Dataset rows describing interfaces
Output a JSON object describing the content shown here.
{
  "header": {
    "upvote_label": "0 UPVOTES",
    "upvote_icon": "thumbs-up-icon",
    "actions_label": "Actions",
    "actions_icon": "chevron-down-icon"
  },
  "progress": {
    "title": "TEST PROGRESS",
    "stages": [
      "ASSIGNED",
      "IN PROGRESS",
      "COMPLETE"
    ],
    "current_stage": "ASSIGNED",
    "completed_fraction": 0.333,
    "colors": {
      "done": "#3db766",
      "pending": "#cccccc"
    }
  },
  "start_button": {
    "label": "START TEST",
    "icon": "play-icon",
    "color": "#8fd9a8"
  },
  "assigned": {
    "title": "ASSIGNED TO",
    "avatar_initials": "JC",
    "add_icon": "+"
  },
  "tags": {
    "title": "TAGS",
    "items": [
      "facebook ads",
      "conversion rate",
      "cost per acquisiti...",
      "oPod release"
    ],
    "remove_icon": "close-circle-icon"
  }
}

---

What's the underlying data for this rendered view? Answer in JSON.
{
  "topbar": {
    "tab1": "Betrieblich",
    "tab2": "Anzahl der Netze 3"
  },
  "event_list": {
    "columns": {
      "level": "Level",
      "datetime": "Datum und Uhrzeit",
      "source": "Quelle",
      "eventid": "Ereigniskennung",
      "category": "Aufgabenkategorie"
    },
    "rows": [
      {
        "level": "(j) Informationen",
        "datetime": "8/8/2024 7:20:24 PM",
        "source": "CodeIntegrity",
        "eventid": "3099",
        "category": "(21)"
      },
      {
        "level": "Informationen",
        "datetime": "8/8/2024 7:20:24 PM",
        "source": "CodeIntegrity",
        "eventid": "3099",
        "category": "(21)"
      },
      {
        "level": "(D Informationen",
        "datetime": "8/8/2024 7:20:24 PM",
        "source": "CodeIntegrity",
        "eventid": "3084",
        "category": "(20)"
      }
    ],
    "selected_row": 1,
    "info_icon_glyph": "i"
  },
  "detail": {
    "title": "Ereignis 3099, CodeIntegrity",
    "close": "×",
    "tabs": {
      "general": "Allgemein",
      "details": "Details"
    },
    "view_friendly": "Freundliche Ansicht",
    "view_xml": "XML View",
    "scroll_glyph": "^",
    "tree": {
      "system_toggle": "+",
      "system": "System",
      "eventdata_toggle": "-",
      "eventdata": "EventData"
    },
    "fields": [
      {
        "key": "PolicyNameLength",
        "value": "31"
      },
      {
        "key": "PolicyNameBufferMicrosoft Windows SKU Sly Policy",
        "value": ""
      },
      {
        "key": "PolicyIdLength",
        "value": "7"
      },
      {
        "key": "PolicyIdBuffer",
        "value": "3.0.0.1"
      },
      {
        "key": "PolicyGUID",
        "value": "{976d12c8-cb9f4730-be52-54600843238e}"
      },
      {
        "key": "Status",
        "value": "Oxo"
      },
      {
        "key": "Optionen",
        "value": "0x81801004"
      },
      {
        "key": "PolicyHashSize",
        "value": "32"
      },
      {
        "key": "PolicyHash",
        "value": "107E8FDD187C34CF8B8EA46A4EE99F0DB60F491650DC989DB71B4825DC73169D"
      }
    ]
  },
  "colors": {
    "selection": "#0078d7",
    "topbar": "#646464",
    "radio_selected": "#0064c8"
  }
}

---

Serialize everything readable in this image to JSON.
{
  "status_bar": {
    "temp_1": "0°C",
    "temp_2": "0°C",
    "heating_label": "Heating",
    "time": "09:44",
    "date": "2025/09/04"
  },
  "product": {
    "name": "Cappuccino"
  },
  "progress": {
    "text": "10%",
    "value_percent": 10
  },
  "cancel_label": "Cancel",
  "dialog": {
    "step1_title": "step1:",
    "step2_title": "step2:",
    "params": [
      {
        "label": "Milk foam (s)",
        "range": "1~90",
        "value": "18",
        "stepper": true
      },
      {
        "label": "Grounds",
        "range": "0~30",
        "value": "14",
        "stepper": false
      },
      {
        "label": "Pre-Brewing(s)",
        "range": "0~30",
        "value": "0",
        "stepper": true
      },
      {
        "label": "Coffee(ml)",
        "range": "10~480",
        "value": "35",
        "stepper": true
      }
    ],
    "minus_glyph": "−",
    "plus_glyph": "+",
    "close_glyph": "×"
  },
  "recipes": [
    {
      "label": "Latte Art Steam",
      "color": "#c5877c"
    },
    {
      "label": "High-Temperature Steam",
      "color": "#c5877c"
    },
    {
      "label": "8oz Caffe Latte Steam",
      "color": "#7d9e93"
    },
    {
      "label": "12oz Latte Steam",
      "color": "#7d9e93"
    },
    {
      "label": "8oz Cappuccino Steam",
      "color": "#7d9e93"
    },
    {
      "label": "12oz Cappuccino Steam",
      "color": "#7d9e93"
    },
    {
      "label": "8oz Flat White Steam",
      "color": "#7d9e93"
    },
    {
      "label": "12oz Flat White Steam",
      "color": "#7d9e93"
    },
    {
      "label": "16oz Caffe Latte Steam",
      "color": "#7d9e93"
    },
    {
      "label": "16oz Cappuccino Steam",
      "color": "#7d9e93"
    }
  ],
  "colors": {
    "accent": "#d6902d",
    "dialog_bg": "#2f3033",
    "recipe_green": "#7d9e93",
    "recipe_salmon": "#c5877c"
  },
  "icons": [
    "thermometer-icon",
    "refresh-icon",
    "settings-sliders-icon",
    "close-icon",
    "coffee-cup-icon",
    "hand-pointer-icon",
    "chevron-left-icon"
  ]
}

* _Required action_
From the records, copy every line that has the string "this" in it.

* _Exercise answer_
What's the underlying data for this rendered view? Answer in JSON.
Serialize everything readable in this image to JSON.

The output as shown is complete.